- _EXERCISE DETAILS_
When a line of the records below contains the string "value", copy that whole line.

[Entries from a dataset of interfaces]
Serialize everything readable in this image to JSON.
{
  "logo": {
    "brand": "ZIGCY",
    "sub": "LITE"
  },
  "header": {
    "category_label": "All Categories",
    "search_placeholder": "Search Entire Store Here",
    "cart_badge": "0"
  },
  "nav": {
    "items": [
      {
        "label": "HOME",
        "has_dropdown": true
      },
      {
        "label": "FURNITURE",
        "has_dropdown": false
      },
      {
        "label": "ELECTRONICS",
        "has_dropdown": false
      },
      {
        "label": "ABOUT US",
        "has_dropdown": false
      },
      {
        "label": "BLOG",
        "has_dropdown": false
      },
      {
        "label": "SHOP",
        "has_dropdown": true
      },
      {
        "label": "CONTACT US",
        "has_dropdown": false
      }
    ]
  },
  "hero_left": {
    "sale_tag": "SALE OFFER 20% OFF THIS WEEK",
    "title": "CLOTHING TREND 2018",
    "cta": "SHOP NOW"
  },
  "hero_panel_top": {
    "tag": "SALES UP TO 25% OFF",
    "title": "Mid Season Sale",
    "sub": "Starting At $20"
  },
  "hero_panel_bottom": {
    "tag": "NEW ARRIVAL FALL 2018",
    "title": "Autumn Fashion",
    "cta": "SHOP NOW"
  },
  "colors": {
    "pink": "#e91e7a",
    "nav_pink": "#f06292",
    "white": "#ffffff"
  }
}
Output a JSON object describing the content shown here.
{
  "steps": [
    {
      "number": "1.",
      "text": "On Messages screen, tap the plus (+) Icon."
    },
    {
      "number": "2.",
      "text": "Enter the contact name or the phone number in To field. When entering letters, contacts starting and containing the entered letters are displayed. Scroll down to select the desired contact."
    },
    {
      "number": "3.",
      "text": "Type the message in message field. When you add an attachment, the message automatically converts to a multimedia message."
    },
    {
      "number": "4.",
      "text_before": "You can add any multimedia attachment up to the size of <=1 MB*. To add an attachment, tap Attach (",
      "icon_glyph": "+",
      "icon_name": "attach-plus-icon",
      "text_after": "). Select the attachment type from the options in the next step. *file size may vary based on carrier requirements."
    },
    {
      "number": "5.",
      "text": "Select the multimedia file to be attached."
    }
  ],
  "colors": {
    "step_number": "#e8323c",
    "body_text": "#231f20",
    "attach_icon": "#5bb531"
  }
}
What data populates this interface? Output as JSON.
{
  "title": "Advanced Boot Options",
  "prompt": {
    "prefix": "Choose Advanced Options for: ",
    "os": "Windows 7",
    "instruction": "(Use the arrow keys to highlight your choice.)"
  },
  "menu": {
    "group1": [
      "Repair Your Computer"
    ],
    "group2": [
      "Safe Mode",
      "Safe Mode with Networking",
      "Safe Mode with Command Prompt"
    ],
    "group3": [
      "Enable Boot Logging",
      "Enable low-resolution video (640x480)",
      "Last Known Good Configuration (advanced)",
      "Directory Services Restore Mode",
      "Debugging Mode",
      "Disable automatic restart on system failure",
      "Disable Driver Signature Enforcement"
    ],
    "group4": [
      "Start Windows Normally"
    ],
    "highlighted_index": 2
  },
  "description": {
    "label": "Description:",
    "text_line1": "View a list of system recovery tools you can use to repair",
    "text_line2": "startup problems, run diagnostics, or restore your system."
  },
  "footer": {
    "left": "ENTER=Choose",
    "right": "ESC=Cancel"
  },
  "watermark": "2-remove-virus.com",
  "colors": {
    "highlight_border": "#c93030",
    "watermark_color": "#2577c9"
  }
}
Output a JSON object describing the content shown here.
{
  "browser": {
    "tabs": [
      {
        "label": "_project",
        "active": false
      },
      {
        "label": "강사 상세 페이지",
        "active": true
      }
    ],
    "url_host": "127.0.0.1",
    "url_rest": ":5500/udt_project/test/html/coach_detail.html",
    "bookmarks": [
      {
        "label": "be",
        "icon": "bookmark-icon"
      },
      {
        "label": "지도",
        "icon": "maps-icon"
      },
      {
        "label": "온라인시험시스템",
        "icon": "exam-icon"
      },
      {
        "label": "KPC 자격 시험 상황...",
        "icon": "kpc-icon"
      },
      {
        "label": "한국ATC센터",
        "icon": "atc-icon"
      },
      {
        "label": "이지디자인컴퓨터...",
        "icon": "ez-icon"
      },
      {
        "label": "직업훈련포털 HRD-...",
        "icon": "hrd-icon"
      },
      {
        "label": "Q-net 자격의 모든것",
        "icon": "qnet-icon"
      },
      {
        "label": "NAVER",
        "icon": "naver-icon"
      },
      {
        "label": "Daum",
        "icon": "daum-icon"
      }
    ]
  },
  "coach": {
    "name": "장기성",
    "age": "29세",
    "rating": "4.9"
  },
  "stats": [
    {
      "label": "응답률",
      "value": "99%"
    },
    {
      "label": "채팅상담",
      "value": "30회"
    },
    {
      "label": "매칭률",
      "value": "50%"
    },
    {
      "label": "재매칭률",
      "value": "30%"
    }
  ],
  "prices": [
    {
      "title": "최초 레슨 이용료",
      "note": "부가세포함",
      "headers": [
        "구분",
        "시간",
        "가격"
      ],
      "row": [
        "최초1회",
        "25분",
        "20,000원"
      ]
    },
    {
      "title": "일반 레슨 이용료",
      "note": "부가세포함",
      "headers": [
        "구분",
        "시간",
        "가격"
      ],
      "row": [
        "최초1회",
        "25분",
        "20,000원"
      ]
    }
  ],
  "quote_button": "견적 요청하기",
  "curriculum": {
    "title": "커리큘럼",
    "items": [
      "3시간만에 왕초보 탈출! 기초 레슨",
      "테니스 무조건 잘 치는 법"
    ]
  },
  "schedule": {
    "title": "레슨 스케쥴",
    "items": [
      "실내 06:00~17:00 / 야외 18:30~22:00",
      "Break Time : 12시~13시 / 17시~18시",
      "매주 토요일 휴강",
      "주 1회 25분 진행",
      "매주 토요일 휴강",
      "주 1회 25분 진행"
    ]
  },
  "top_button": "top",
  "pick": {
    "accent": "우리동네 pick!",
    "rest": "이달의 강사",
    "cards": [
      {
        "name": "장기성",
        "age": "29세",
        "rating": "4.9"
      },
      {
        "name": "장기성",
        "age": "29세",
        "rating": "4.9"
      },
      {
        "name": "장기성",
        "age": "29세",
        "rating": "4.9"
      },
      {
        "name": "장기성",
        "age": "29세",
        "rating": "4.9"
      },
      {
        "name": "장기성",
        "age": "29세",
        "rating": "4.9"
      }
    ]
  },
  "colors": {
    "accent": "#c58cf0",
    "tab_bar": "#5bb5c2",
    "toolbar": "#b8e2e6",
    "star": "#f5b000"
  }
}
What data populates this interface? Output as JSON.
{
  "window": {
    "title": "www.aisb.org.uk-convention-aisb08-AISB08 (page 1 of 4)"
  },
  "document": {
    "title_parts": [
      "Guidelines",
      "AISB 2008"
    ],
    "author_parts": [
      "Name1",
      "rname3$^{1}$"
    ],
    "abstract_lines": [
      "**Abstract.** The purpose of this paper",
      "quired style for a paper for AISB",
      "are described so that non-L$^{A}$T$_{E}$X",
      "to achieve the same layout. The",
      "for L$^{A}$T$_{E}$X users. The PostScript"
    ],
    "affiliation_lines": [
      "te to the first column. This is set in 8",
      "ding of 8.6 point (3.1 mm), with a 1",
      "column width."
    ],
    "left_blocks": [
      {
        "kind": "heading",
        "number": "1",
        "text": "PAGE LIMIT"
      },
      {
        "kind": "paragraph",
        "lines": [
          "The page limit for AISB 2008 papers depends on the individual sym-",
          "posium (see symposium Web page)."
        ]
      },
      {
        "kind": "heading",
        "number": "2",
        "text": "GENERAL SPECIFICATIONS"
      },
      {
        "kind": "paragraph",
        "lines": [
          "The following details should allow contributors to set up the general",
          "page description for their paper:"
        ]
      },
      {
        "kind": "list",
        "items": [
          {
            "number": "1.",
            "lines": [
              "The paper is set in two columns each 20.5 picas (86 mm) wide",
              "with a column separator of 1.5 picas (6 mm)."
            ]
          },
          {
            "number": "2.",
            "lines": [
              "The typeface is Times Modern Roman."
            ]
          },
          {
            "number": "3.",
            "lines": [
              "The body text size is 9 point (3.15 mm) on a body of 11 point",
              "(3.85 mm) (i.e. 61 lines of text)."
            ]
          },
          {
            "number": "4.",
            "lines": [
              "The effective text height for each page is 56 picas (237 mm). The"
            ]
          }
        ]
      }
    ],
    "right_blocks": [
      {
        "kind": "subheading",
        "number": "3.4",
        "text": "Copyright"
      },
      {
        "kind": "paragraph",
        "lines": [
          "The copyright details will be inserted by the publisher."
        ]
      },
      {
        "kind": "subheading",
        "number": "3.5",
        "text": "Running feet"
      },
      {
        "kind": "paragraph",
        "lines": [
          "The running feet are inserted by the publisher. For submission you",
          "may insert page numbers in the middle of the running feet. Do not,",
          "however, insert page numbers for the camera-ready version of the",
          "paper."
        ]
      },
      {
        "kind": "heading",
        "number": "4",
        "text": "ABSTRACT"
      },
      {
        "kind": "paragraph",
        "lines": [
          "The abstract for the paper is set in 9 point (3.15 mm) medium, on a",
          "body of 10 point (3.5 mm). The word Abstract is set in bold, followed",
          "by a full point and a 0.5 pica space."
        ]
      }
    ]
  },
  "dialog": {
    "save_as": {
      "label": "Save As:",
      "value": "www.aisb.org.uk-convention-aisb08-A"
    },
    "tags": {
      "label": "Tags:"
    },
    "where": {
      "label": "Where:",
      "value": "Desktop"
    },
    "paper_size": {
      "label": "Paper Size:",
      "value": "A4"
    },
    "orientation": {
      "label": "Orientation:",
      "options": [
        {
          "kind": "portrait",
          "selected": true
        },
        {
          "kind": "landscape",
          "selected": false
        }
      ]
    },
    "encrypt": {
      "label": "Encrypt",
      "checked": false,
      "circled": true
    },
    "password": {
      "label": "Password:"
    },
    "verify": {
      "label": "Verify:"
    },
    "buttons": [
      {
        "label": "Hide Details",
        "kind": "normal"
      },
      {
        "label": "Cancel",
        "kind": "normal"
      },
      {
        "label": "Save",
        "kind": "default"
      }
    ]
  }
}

- _RESULT_
      "value": "99%"
      "value": "30회"
      "value": "50%"
      "value": "30%"
      "value": "www.aisb.org.uk-convention-aisb08-A"
      "value": "Desktop"
      "value": "A4"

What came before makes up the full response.